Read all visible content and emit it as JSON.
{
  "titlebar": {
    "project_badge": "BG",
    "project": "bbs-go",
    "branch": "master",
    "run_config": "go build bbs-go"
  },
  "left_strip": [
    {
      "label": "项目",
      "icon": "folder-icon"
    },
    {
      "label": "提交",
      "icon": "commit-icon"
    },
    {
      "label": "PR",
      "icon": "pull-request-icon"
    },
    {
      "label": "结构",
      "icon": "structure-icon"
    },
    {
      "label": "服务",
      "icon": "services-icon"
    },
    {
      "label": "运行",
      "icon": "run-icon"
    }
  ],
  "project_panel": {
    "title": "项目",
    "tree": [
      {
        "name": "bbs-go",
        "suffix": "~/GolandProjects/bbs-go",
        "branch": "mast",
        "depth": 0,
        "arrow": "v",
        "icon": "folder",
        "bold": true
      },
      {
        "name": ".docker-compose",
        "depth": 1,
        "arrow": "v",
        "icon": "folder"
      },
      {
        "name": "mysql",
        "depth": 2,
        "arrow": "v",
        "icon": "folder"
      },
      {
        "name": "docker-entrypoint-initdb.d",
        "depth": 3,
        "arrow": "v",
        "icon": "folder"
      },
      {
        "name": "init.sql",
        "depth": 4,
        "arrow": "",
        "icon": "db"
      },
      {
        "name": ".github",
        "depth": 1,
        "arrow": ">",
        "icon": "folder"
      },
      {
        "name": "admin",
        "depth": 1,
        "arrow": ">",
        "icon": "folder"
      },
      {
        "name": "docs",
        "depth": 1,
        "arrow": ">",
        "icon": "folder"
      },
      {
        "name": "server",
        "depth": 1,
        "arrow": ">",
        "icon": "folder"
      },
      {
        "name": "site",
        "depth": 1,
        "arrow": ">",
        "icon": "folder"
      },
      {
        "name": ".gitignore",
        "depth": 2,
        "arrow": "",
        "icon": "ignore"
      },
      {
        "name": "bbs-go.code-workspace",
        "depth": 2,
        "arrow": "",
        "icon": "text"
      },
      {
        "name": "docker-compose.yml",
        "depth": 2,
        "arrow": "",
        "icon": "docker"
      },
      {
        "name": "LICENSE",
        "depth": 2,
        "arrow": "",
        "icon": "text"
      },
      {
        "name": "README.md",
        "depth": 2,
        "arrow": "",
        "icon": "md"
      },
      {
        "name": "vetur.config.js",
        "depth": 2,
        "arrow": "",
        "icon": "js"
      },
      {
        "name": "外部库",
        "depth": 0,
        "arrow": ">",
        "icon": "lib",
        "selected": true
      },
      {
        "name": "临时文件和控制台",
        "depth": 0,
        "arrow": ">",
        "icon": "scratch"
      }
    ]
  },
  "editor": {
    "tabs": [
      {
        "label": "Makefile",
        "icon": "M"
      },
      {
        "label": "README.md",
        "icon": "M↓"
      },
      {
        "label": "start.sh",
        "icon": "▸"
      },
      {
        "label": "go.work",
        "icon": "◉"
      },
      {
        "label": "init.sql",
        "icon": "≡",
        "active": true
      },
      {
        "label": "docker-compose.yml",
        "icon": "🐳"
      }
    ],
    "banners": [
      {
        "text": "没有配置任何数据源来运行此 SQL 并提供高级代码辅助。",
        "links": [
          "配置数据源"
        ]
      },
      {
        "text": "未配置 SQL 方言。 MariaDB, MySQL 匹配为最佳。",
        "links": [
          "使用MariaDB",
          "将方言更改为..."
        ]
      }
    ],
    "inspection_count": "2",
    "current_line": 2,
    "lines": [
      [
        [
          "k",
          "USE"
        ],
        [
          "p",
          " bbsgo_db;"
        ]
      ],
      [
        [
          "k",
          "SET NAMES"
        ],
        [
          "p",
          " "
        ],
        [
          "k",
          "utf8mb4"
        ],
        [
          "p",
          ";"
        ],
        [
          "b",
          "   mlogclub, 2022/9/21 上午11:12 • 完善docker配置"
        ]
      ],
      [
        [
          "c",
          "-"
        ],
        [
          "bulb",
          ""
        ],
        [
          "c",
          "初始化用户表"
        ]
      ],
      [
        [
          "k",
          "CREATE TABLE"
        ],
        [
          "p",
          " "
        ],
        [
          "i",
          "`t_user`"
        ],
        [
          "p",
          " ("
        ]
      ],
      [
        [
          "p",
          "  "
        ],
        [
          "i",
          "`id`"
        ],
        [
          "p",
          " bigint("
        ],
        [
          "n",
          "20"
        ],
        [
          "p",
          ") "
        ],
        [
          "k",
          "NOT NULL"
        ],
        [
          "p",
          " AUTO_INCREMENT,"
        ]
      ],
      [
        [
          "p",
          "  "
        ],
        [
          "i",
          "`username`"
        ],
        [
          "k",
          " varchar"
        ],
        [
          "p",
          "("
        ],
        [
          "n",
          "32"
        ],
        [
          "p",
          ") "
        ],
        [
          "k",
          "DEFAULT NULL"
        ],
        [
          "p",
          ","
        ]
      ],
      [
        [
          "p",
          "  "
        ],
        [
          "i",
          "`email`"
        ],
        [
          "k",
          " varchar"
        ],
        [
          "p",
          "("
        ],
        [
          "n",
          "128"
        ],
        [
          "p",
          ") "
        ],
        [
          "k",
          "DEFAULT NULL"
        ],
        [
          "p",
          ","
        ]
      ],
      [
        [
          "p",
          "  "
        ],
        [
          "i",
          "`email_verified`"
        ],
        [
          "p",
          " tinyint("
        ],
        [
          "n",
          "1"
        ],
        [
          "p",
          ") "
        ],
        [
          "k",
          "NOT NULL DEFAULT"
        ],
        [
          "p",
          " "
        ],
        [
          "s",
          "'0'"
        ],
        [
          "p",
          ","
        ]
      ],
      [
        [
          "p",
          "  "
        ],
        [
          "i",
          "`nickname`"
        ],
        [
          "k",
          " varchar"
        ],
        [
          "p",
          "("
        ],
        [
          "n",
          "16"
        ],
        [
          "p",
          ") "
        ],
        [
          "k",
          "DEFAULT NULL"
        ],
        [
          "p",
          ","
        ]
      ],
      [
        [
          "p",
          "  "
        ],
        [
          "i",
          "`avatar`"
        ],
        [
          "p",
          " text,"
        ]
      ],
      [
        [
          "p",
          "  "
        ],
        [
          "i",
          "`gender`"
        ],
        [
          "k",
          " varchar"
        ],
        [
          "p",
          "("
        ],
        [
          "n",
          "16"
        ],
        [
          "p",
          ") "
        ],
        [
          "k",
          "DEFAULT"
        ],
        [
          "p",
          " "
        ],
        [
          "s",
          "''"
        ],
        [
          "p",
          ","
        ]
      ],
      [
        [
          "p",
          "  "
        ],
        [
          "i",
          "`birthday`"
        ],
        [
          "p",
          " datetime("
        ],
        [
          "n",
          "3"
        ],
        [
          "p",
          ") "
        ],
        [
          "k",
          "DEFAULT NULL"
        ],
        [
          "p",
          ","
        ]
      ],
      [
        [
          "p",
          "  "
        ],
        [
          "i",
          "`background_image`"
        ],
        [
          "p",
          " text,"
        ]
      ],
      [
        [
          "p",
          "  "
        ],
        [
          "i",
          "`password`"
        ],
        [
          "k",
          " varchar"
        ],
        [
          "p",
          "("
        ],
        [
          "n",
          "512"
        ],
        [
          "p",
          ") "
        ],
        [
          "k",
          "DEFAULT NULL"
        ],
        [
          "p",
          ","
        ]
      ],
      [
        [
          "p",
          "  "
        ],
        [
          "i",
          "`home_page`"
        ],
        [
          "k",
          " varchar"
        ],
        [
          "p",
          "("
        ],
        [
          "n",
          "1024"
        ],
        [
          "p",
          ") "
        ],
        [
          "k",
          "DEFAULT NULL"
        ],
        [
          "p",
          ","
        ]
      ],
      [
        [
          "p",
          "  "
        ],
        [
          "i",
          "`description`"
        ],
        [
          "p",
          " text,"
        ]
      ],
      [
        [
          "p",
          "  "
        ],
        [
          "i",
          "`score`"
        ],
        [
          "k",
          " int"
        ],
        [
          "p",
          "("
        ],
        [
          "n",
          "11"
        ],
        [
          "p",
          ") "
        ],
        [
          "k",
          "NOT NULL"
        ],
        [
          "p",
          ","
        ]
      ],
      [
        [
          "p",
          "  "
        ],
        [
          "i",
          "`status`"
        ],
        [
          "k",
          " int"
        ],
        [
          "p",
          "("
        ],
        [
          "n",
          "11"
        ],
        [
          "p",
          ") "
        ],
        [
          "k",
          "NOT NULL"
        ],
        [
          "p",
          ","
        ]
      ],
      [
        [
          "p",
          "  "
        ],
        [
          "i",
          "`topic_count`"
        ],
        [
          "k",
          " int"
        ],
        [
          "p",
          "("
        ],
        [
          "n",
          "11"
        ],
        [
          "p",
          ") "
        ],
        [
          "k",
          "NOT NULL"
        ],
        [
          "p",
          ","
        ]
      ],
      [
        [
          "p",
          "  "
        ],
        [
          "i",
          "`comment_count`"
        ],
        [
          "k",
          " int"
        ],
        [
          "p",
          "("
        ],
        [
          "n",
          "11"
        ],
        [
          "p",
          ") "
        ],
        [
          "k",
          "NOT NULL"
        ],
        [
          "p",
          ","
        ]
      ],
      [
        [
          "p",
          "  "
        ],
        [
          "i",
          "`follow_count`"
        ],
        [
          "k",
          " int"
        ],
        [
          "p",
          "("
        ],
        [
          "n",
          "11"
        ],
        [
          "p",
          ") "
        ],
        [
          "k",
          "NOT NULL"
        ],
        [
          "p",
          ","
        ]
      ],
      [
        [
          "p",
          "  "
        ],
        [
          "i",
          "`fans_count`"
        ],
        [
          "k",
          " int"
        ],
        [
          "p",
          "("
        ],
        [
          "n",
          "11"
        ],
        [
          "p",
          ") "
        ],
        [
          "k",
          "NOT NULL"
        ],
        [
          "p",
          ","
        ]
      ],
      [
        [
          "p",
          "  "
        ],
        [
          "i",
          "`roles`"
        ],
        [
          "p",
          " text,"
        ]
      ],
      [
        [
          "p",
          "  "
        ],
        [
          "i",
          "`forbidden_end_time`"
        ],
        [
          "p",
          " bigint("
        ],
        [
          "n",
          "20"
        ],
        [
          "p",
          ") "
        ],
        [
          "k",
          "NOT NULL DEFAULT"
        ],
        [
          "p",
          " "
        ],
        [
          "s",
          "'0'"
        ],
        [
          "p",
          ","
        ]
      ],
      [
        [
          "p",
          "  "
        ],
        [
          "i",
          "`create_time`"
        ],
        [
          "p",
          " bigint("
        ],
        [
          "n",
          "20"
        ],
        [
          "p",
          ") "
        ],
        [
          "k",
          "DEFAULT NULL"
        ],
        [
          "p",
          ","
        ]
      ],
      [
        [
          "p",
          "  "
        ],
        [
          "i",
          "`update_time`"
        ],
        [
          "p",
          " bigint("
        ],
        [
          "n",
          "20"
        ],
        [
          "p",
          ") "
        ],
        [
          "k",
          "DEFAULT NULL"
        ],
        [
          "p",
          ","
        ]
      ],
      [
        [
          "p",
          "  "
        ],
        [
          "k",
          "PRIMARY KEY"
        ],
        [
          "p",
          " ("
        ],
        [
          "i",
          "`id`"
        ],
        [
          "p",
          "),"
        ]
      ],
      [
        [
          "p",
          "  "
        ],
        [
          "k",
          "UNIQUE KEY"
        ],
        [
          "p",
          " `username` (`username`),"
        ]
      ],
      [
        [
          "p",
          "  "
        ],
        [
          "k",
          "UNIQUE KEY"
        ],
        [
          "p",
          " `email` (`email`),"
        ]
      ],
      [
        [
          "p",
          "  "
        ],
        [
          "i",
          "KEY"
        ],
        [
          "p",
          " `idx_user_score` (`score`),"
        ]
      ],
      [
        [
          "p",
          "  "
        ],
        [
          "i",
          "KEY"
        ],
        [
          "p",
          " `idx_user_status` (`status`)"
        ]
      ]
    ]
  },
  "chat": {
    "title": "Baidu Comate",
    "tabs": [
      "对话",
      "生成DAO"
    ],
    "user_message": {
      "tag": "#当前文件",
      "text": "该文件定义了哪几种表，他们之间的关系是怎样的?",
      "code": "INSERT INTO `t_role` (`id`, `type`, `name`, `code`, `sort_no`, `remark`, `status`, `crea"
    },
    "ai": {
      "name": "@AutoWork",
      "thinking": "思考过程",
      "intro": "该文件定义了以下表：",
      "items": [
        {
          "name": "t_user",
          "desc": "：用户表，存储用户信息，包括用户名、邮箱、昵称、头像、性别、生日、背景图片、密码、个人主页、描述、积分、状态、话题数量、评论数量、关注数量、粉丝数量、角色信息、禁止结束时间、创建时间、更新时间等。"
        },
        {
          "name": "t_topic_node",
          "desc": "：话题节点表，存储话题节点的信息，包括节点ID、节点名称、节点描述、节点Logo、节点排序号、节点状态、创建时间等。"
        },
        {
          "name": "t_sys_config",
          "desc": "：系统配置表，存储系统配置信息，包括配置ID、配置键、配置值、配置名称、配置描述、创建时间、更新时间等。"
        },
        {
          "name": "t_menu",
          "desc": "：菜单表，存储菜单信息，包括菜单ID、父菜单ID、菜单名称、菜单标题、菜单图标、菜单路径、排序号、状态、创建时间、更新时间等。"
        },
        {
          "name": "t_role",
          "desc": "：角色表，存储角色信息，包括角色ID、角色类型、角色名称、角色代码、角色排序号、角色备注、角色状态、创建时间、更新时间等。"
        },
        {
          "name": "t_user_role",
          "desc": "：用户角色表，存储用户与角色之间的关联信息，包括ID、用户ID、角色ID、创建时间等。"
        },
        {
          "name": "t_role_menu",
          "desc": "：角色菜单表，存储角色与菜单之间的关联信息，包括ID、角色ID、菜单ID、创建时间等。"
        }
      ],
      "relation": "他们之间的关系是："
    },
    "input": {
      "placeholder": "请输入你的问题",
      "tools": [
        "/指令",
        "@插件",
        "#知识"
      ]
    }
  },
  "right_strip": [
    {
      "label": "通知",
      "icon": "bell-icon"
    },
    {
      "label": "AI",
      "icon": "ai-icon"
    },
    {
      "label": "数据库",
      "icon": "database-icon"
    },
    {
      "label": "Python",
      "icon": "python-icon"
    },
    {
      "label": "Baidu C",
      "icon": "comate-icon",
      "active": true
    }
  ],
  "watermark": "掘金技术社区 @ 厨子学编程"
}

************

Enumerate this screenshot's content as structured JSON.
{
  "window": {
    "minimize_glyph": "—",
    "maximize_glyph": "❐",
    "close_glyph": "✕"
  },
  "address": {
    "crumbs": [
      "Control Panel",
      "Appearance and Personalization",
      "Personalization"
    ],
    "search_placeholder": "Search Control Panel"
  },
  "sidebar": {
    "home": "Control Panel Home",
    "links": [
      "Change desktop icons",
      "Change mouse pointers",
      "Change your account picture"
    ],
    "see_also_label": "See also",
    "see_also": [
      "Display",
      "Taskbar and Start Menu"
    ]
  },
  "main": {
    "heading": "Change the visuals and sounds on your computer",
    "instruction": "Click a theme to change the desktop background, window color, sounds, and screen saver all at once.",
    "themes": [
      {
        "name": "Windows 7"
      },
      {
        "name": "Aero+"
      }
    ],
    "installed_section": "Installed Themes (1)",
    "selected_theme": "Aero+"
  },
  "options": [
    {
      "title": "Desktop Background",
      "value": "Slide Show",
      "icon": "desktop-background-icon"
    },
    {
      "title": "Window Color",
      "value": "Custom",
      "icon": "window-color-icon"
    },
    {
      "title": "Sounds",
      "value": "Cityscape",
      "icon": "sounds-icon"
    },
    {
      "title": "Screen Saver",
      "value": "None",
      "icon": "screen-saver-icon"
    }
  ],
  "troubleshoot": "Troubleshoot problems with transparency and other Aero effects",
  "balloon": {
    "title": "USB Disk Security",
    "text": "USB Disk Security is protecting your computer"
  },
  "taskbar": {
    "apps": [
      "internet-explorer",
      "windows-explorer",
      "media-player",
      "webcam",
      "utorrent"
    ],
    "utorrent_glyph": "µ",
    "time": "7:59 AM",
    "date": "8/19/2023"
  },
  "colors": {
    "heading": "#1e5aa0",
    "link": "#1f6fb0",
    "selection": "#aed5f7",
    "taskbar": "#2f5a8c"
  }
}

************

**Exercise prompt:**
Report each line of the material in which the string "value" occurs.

**Written response:**
      "value": "Slide Show",
      "value": "Custom",
      "value": "Cityscape",
      "value": "None",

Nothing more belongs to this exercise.